(DATA FOR REVIEW Opens)

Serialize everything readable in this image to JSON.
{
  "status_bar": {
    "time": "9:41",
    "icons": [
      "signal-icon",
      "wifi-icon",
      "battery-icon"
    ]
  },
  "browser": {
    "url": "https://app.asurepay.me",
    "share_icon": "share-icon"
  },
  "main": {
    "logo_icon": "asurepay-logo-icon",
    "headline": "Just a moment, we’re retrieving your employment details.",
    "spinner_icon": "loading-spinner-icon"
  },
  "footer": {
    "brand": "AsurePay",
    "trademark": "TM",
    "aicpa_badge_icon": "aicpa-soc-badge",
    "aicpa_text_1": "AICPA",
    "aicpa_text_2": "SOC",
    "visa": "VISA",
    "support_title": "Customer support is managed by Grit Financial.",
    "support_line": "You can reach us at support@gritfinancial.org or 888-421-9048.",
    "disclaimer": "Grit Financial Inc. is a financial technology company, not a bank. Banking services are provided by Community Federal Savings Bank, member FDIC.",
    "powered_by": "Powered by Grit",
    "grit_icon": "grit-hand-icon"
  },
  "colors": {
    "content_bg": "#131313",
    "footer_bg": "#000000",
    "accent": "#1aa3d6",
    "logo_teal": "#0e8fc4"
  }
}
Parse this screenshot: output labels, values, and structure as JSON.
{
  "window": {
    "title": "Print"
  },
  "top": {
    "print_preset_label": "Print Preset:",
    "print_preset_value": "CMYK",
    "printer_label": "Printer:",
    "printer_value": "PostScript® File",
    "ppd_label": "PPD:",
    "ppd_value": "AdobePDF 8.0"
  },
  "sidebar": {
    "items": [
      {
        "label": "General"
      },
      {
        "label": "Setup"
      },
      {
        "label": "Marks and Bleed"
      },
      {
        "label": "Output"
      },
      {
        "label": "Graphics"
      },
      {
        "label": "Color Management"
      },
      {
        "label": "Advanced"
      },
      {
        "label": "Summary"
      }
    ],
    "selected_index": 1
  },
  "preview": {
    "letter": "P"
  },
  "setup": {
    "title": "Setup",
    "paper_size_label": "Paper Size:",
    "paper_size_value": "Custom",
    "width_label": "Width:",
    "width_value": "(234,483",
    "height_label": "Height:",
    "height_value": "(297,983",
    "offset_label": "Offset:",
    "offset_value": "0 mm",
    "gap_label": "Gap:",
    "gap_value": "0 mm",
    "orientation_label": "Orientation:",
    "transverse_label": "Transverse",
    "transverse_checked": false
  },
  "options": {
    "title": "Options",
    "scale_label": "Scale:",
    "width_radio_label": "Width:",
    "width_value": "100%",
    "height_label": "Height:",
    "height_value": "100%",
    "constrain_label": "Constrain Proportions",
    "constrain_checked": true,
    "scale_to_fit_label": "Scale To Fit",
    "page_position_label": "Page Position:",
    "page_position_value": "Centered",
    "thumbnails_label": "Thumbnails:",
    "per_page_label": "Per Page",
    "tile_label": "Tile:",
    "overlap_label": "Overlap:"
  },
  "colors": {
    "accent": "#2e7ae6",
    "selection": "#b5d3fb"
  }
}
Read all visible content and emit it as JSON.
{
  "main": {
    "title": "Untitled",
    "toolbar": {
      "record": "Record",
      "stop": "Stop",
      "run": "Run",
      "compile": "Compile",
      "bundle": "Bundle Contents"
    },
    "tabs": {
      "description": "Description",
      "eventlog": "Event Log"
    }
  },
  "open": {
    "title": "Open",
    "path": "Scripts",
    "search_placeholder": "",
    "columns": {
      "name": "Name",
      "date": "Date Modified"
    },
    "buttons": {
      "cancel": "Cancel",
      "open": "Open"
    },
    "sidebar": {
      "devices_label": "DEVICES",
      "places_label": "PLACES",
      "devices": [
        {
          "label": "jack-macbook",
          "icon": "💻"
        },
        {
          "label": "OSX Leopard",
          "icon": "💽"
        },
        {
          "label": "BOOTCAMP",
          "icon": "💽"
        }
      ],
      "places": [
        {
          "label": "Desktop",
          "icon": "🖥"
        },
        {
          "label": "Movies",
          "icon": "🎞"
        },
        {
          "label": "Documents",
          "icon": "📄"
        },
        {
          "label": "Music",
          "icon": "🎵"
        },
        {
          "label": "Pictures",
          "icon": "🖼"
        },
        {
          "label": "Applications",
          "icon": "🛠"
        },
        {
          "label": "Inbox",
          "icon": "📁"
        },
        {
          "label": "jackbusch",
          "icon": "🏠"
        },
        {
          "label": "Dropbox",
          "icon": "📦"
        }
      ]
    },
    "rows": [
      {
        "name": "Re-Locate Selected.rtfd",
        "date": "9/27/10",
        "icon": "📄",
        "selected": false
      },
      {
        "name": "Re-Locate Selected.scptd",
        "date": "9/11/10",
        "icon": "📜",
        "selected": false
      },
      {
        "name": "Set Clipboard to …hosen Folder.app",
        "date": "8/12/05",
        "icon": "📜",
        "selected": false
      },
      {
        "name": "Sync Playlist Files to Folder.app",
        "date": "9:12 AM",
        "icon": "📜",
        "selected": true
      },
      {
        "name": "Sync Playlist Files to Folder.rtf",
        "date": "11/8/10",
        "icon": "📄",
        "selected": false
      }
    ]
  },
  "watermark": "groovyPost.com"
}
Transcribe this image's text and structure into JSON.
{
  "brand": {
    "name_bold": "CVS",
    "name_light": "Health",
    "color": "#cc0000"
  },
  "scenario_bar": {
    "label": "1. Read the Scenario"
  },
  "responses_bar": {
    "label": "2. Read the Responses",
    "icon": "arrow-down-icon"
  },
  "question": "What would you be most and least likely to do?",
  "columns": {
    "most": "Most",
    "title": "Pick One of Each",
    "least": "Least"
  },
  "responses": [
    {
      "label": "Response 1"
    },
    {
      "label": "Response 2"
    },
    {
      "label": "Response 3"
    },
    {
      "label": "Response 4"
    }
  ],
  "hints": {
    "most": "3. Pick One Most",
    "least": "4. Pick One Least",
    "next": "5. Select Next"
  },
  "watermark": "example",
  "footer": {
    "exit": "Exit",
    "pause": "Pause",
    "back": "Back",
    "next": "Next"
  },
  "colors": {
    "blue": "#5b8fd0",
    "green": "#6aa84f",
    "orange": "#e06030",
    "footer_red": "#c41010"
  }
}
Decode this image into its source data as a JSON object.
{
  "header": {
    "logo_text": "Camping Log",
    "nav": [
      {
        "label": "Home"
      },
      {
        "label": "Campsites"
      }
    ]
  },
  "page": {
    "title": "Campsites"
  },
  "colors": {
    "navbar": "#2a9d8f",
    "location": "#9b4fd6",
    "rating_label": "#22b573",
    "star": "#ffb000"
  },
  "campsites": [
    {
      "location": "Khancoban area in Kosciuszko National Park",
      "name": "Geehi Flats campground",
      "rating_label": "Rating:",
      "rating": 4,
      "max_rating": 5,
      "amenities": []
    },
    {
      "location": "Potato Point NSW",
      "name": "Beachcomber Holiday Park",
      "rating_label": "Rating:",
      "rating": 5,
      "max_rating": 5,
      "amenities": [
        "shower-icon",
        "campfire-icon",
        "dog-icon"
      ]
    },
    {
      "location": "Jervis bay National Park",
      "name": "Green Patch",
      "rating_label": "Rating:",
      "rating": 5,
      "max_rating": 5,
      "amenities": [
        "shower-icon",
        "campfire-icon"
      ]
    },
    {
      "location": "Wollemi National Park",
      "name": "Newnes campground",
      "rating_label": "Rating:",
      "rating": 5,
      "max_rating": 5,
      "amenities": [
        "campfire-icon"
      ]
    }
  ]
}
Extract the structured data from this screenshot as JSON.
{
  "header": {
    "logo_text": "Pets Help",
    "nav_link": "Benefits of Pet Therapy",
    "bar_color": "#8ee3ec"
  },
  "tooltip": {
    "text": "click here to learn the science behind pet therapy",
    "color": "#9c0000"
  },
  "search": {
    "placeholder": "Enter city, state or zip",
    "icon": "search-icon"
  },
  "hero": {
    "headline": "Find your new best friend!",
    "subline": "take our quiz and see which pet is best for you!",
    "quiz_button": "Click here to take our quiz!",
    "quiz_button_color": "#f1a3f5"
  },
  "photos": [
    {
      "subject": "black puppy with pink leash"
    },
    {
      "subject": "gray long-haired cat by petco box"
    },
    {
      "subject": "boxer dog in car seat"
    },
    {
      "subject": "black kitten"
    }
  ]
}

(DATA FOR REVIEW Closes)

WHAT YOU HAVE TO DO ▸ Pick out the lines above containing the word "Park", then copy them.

FINISHED EXERCISE ▸
      "location": "Khancoban area in Kosciuszko National Park",
      "name": "Beachcomber Holiday Park",
      "location": "Jervis bay National Park",
      "location": "Wollemi National Park",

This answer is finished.